"The Kingmaker's Daughter" (Touchstone), by Philippa Gregory
Philippa Gregory, the reigning queen of historical fiction, brings readers to the brink of insanity with the latest saga in her The Cousins' War series.
"The Kingmaker's Daughter" focuses on Anne Neville, whose rich and powerful father helped Edward of York overthrow Henry VI to become king of England. Edward and Henry were cousins, leading to the name of the series of battles and political intrigues that consumed the nation for decades.
Gregory's fourth novel about the civil war begins with Anne's presentation to the newly crowned Edward and the woman he has secretly wed, Elizabeth Woodville.
"She is breathtaking," Gregory writes in Anne's voice. "The most beautiful woman I have ever seen in my life."
But Anne comes to see the queen as her greatest enemy. Her father, angry that Edward heeds his wife rather than the soldier who helped him capture the throne, turns against the king, spurring another rebellion that puts Anne and her sister in ever more harrowing situations.
Anne nearly drowns during a storm at sea, delivers her sister's stillborn child, marries a claimant to the throne who rapes her repeatedly before dying in battle and is held prisoner for her fortune. And that's all before she turns 15.
Rescued by the king's brother Richard, she experiences brief happiness as his wife before family politics consume her. Unable to let go of their father's dream that they should be queens or his jealousy of Elizabeth Woodville, Anne and her sister, Isabel, become increasingly ambitious and paranoid.
Isabel's death, followed by that of her son, leaves Anne certain Elizabeth is poisoning her family. When Edward dies, she pushes Richard to take the throne, only to find that being queen holds no reassurance. When their son dies, Anne expects to be next.
The Cousins' War, better known in the U.S. as the War of the Roses, provides a rich setting for drama with its endless plots and conniving courtiers. Still, with three novels covering essentially the same historical events under her belt, one might expect Gregory to run out of steam.
There's no sign of that in "The Kingmaker's Daughter." On its own, it is a tragic tale of bad parenting, with Anne and Isabel cowed by their father and molded by his prejudices. But their growing paranoia is rendered truly insane only when this novel is paired with the first in the series, "The White Queen," which is told from Elizabeth's perspective.
Faithful readers know the queen felt only pity for the girls loved for their money and sacrificed for their father's ambitions. As Anne misinterprets every kind gesture and friendly smile, "The Kingmaker's Daughter" shows how violently expectation can override reality, leading to tragedy.
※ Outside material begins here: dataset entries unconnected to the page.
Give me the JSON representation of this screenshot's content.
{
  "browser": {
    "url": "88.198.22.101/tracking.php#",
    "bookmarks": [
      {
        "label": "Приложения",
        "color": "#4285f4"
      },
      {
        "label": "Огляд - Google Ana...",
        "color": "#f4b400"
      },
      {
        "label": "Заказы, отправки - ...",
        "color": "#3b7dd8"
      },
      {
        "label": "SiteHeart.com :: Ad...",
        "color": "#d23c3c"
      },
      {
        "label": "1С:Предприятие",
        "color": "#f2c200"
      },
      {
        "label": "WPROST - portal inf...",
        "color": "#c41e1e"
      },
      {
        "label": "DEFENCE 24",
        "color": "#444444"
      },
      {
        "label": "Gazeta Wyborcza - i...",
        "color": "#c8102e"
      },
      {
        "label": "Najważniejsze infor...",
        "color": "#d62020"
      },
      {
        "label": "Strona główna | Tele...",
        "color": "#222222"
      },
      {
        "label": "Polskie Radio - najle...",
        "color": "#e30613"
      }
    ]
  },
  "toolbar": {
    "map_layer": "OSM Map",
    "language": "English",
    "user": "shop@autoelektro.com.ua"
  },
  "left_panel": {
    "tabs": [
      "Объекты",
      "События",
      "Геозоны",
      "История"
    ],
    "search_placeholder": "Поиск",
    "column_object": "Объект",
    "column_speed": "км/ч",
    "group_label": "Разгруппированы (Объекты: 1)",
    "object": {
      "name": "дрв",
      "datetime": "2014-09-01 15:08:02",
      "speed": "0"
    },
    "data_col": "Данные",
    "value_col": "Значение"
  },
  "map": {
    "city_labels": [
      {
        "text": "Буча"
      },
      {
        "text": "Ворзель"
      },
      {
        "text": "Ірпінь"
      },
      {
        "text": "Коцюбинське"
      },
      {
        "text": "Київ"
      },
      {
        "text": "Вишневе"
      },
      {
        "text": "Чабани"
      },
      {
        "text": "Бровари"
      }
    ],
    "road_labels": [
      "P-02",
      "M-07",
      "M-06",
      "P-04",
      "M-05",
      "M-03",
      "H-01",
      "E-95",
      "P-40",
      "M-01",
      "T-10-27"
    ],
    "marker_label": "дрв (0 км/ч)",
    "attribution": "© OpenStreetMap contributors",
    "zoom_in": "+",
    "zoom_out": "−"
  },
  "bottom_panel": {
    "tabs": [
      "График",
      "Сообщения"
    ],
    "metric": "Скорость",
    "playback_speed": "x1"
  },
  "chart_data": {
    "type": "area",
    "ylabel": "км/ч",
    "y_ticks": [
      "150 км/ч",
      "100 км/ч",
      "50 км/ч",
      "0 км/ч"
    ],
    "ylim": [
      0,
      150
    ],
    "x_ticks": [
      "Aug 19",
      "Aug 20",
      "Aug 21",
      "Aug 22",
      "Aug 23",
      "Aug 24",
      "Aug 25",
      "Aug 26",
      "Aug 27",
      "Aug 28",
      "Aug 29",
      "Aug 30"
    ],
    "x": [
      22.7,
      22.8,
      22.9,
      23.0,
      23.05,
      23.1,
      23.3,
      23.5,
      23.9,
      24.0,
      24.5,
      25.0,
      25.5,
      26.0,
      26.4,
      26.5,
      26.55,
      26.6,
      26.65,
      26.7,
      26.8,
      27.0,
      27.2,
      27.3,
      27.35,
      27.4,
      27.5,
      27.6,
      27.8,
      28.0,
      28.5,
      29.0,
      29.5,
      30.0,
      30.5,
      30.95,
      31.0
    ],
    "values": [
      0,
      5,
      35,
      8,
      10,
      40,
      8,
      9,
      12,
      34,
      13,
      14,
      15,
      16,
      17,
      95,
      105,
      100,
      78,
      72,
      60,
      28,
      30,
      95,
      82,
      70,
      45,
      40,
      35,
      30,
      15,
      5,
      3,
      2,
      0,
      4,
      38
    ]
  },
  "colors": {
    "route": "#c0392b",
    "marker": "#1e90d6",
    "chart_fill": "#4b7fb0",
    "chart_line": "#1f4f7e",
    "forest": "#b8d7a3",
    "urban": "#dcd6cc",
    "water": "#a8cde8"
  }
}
Only at the end does Anne realize the true persecution she experienced was in her own mind.
The other two novels in the series, "The Red Queen" and "The Lady of the Rivers," look at the war from the perspective of the winning "queen," Margaret Beaufort, and Elizabeth's mother, a lady-in-waiting to Henry VI's queen. With four of the most influential women of the time now covered, fans must be wondering, is this the end? And if not, who's next?